TRY IT >> Where a picture occurs in the data, omit it, and copy all remaining data exactly.

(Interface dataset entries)
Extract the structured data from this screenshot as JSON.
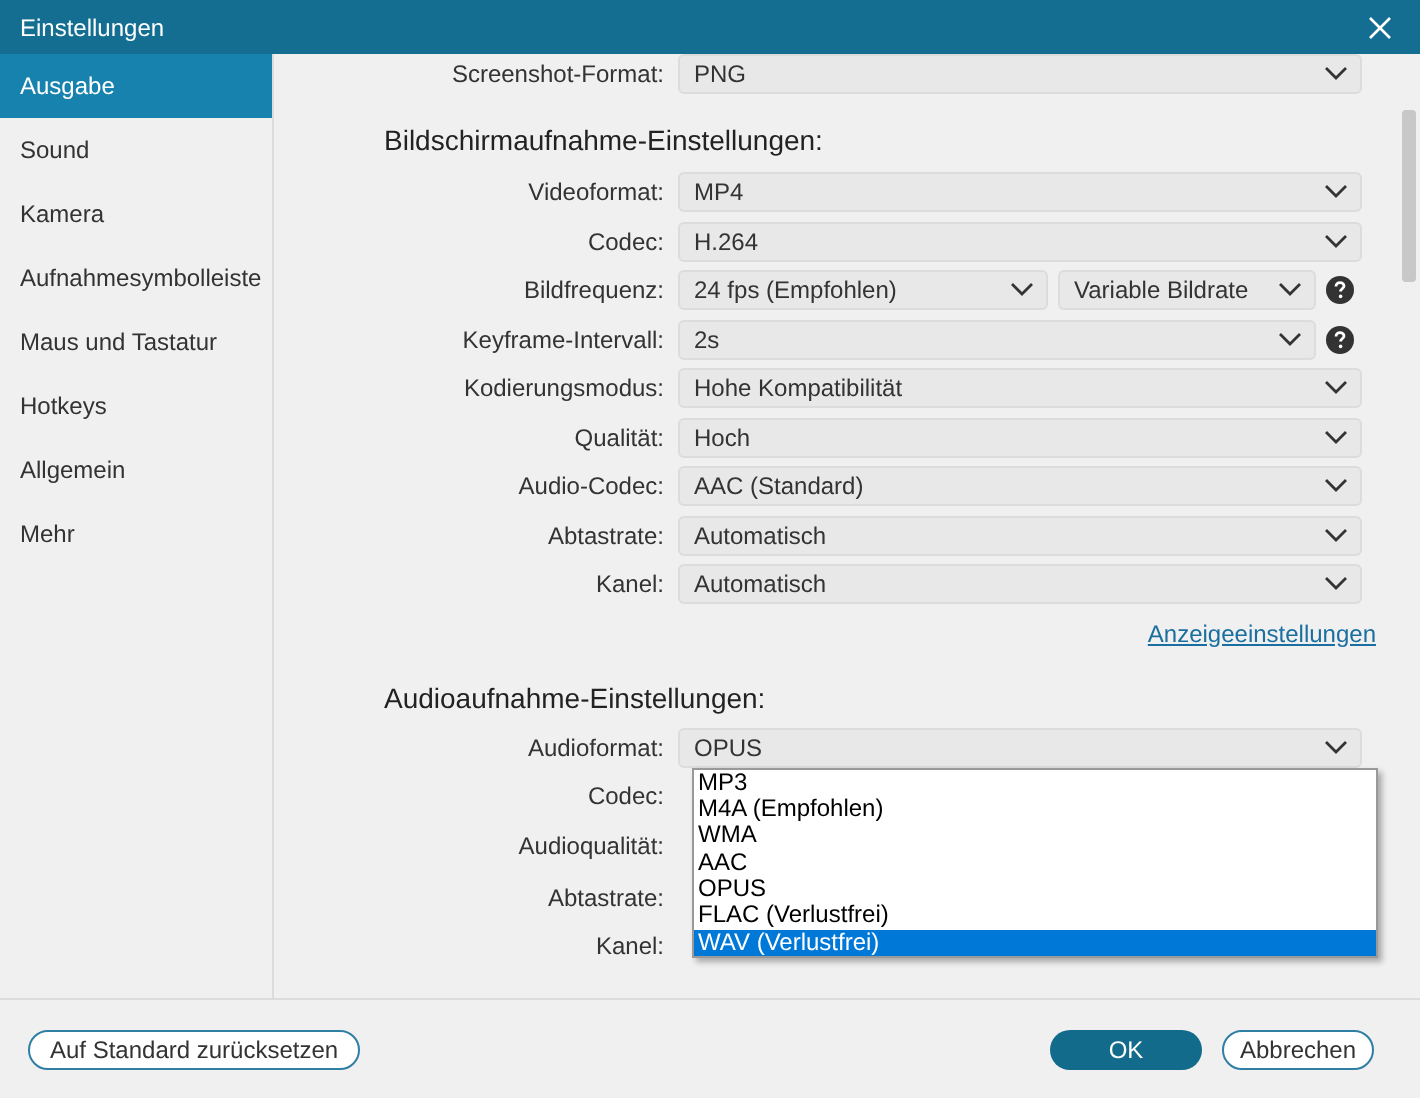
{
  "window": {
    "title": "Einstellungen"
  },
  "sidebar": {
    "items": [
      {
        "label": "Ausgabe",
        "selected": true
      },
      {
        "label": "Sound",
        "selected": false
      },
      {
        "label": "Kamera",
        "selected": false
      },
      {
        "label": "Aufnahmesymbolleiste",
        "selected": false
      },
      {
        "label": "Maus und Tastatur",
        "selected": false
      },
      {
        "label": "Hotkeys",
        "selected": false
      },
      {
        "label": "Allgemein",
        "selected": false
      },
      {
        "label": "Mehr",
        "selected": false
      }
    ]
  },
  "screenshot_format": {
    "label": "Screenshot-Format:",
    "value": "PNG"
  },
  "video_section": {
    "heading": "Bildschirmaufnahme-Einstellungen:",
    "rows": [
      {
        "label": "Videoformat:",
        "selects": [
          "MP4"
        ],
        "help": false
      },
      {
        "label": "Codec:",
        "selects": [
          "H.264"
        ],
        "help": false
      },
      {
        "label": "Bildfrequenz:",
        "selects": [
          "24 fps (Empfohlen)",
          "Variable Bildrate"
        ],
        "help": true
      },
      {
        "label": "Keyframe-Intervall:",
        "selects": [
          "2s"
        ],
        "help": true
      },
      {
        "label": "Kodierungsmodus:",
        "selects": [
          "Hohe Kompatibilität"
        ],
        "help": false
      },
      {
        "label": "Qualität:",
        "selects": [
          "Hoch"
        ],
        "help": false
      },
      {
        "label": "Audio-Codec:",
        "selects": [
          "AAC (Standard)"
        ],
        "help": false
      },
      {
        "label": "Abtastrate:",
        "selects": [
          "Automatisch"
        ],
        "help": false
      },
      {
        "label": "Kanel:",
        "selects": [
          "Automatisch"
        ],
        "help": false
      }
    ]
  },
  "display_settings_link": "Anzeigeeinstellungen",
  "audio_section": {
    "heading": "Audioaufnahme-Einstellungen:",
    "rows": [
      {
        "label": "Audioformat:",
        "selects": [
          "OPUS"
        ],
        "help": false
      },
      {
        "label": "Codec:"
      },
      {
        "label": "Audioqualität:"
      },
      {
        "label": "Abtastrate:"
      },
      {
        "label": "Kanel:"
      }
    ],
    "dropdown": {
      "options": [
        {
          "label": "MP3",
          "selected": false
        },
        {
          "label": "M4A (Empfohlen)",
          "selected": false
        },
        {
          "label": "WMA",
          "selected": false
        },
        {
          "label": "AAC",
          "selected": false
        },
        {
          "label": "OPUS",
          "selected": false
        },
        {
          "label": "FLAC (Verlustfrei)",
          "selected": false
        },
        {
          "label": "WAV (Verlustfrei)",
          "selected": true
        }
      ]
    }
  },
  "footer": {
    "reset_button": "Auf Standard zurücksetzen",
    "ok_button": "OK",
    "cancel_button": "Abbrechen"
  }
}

SOLUTION FOR THIS EXERCISE >>
Extract the structured data from this screenshot as JSON.
{
  "window": {
    "title": "Einstellungen"
  },
  "sidebar": {
    "items": [
      {
        "label": "Ausgabe",
        "selected": true
      },
      {
        "label": "Sound",
        "selected": false
      },
      {
        "label": "Kamera",
        "selected": false
      },
      {
        "label": "Aufnahmesymbolleiste",
        "selected": false
      },
      {
        "label": "Maus und Tastatur",
        "selected": false
      },
      {
        "label": "Hotkeys",
        "selected": false
      },
      {
        "label": "Allgemein",
        "selected": false
      },
      {
        "label": "Mehr",
        "selected": false
      }
    ]
  },
  "screenshot_format": {
    "label": "Screenshot-Format:",
    "value": "PNG"
  },
  "video_section": {
    "heading": "Bildschirmaufnahme-Einstellungen:",
    "rows": [
      {
        "label": "Videoformat:",
        "selects": [
          "MP4"
        ],
        "help": false
      },
      {
        "label": "Codec:",
        "selects": [
          "H.264"
        ],
        "help": false
      },
      {
        "label": "Bildfrequenz:",
        "selects": [
          "24 fps (Empfohlen)",
          "Variable Bildrate"
        ],
        "help": true
      },
      {
        "label": "Keyframe-Intervall:",
        "selects": [
          "2s"
        ],
        "help": true
      },
      {
        "label": "Kodierungsmodus:",
        "selects": [
          "Hohe Kompatibilität"
        ],
        "help": false
      },
      {
        "label": "Qualität:",
        "selects": [
          "Hoch"
        ],
        "help": false
      },
      {
        "label": "Audio-Codec:",
        "selects": [
          "AAC (Standard)"
        ],
        "help": false
      },
      {
        "label": "Abtastrate:",
        "selects": [
          "Automatisch"
        ],
        "help": false
      },
      {
        "label": "Kanel:",
        "selects": [
          "Automatisch"
        ],
        "help": false
      }
    ]
  },
  "display_settings_link": "Anzeigeeinstellungen",
  "audio_section": {
    "heading": "Audioaufnahme-Einstellungen:",
    "rows": [
      {
        "label": "Audioformat:",
        "selects": [
          "OPUS"
        ],
        "help": false
      },
      {
        "label": "Codec:"
      },
      {
        "label": "Audioqualität:"
      },
      {
        "label": "Abtastrate:"
      },
      {
        "label": "Kanel:"
      }
    ],
    "dropdown": {
      "options": [
        {
          "label": "MP3",
          "selected": false
        },
        {
          "label": "M4A (Empfohlen)",
          "selected": false
        },
        {
          "label": "WMA",
          "selected": false
        },
        {
          "label": "AAC",
          "selected": false
        },
        {
          "label": "OPUS",
          "selected": false
        },
        {
          "label": "FLAC (Verlustfrei)",
          "selected": false
        },
        {
          "label": "WAV (Verlustfrei)",
          "selected": true
        }
      ]
    }
  },
  "footer": {
    "reset_button": "Auf Standard zurücksetzen",
    "ok_button": "OK",
    "cancel_button": "Abbrechen"
  }
}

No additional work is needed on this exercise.